Repeat the entries below exactly, missing none.

[Data to use]

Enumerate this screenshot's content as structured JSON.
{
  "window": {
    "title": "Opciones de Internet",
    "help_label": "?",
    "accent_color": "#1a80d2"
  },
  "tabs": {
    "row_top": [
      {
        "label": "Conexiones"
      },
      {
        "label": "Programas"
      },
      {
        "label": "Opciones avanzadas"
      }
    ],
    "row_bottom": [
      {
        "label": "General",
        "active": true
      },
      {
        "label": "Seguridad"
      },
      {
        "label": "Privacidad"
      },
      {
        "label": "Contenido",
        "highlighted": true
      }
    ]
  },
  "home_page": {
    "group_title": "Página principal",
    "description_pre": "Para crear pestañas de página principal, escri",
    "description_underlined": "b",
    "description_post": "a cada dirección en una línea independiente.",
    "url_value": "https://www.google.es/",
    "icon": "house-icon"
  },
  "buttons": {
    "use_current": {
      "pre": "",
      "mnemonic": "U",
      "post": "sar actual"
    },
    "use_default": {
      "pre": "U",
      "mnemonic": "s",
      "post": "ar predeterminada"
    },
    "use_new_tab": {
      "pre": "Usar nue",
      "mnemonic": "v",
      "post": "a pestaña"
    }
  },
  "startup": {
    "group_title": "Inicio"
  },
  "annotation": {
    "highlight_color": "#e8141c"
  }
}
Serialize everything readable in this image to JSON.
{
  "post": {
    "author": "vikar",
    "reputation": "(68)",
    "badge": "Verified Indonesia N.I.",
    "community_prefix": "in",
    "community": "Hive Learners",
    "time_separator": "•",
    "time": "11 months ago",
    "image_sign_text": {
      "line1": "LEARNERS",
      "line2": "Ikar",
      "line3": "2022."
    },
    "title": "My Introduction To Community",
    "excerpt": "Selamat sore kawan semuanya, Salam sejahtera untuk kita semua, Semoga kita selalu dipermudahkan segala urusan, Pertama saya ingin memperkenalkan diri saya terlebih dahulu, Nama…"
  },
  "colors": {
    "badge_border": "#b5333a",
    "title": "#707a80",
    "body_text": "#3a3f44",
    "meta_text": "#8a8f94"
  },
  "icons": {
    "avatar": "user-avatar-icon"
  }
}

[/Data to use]

▸ Written answer:
Enumerate this screenshot's content as structured JSON.
{
  "window": {
    "title": "Opciones de Internet",
    "help_label": "?",
    "accent_color": "#1a80d2"
  },
  "tabs": {
    "row_top": [
      {
        "label": "Conexiones"
      },
      {
        "label": "Programas"
      },
      {
        "label": "Opciones avanzadas"
      }
    ],
    "row_bottom": [
      {
        "label": "General",
        "active": true
      },
      {
        "label": "Seguridad"
      },
      {
        "label": "Privacidad"
      },
      {
        "label": "Contenido",
        "highlighted": true
      }
    ]
  },
  "home_page": {
    "group_title": "Página principal",
    "description_pre": "Para crear pestañas de página principal, escri",
    "description_underlined": "b",
    "description_post": "a cada dirección en una línea independiente.",
    "url_value": "https://www.google.es/",
    "icon": "house-icon"
  },
  "buttons": {
    "use_current": {
      "pre": "",
      "mnemonic": "U",
      "post": "sar actual"
    },
    "use_default": {
      "pre": "U",
      "mnemonic": "s",
      "post": "ar predeterminada"
    },
    "use_new_tab": {
      "pre": "Usar nue",
      "mnemonic": "v",
      "post": "a pestaña"
    }
  },
  "startup": {
    "group_title": "Inicio"
  },
  "annotation": {
    "highlight_color": "#e8141c"
  }
}
Serialize everything readable in this image to JSON.
{
  "post": {
    "author": "vikar",
    "reputation": "(68)",
    "badge": "Verified Indonesia N.I.",
    "community_prefix": "in",
    "community": "Hive Learners",
    "time_separator": "•",
    "time": "11 months ago",
    "image_sign_text": {
      "line1": "LEARNERS",
      "line2": "Ikar",
      "line3": "2022."
    },
    "title": "My Introduction To Community",
    "excerpt": "Selamat sore kawan semuanya, Salam sejahtera untuk kita semua, Semoga kita selalu dipermudahkan segala urusan, Pertama saya ingin memperkenalkan diri saya terlebih dahulu, Nama…"
  },
  "colors": {
    "badge_border": "#b5333a",
    "title": "#707a80",
    "body_text": "#3a3f44",
    "meta_text": "#8a8f94"
  },
  "icons": {
    "avatar": "user-avatar-icon"
  }
}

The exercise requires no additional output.